Content starts
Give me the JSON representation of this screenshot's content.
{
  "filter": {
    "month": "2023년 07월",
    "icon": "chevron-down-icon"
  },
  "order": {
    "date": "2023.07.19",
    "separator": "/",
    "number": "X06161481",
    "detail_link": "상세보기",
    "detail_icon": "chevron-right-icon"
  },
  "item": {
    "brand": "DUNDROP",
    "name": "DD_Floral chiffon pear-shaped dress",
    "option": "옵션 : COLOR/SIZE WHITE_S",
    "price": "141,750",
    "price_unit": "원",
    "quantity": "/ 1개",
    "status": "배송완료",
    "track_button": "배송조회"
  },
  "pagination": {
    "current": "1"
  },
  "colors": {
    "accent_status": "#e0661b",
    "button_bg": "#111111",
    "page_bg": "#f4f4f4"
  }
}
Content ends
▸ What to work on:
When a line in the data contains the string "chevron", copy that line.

▸ Written answer:
    "icon": "chevron-down-icon"
    "detail_icon": "chevron-right-icon"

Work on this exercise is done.